### TASK DETAILS
Wherever a line in the data below holds "паста", copy that line.

### EXCERPTED DATA
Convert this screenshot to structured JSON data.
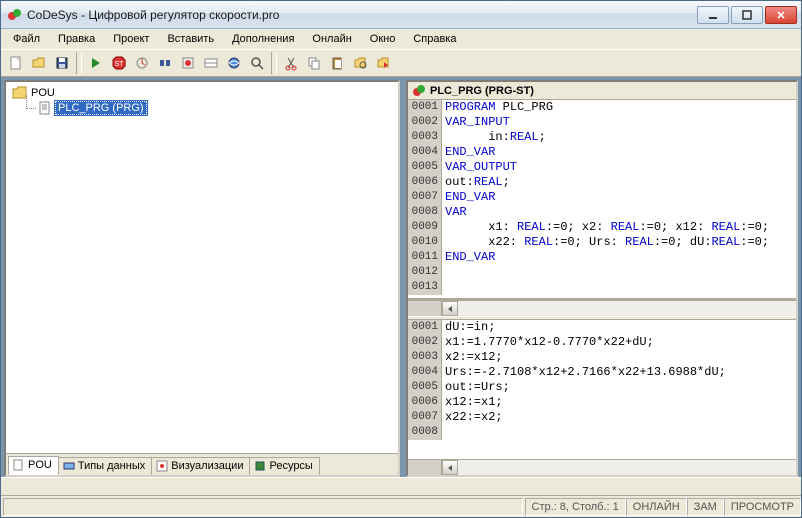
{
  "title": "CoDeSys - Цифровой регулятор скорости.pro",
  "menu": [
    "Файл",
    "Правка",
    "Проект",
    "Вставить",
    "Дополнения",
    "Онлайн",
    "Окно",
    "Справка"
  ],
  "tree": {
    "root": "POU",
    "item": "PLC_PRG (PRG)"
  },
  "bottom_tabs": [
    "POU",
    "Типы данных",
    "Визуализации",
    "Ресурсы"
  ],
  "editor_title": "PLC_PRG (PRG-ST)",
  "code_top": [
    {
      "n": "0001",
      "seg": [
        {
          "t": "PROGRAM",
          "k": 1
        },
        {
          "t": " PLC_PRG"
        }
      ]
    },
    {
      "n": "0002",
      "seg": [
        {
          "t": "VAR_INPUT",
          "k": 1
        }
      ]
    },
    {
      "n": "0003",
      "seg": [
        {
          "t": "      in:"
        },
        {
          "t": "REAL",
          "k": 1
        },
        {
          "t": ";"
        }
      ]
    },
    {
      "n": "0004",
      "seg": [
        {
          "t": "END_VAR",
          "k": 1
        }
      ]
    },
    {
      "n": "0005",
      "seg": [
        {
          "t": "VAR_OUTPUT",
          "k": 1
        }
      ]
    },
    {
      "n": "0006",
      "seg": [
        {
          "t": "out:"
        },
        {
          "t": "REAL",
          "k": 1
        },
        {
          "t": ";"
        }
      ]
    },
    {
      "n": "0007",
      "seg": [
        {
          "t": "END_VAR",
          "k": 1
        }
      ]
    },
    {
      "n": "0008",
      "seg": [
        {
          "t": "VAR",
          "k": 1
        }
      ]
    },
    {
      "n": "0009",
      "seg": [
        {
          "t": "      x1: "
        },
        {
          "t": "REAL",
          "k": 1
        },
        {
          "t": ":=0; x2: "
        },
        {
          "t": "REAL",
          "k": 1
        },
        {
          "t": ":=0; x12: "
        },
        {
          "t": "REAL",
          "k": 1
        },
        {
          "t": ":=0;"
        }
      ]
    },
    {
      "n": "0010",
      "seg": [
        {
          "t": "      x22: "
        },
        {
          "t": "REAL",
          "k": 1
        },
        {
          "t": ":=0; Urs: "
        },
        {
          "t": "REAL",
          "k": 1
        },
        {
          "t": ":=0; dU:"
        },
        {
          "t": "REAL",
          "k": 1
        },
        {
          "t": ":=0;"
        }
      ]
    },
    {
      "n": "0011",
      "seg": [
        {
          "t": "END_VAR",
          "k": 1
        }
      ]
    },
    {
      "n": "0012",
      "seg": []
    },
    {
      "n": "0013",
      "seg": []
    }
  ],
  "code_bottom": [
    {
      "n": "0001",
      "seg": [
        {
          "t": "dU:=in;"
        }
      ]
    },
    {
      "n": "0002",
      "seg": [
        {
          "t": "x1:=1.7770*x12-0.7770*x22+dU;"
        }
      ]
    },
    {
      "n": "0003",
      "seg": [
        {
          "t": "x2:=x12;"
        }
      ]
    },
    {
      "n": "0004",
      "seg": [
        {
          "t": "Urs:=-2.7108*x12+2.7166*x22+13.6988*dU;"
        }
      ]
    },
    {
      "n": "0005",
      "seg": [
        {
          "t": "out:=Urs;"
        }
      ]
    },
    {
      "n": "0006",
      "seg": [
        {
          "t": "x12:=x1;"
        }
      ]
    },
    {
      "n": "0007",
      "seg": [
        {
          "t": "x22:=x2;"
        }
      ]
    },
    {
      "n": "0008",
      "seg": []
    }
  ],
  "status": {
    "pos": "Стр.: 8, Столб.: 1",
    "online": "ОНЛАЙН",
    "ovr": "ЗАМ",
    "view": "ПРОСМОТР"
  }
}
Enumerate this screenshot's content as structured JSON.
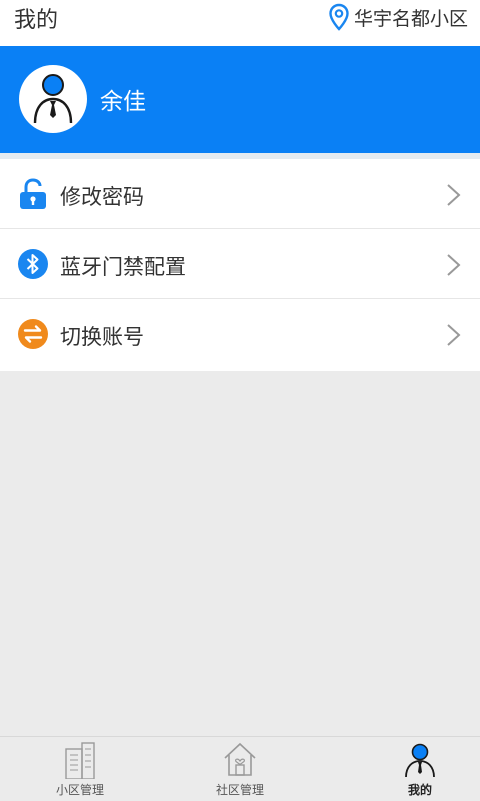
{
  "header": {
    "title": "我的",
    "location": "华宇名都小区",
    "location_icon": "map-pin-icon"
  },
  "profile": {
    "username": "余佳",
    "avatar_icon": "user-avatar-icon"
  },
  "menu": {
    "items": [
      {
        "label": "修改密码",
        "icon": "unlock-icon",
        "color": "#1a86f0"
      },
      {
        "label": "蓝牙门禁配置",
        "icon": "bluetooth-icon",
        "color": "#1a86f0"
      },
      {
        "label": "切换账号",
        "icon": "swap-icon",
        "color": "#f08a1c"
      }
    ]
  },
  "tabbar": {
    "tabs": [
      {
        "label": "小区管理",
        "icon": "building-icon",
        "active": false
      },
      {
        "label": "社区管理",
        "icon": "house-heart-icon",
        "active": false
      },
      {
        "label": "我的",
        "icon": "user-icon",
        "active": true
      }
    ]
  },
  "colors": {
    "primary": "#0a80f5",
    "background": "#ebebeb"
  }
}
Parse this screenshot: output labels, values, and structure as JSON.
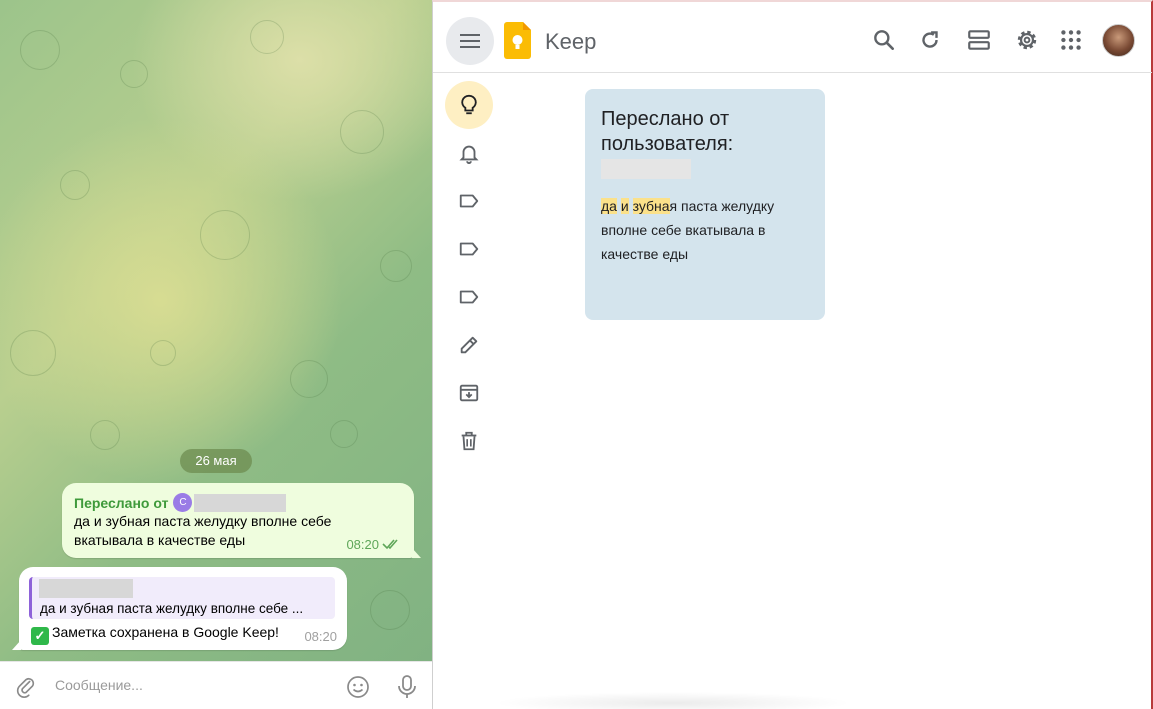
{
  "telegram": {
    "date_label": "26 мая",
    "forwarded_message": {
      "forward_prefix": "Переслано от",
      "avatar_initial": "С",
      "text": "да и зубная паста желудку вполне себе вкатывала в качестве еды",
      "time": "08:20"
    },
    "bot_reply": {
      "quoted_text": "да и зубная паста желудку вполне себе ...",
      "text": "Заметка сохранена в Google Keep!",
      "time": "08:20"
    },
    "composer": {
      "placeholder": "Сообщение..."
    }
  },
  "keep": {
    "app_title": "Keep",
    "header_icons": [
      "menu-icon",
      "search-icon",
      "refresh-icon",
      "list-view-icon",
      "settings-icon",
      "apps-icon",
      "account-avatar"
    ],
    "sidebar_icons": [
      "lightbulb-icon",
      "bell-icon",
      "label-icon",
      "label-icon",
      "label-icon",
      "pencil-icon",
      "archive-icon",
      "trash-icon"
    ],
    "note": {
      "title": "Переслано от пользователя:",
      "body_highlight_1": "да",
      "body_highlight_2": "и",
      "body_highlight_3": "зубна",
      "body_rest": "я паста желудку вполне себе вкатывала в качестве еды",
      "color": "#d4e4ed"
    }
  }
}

### PROBLEM SOLUTION
      "text": "да и зубная паста желудку вполне себе вкатывала в качестве еды",
      "quoted_text": "да и зубная паста желудку вполне себе ...",
      "body_rest": "я паста желудку вполне себе вкатывала в качестве еды",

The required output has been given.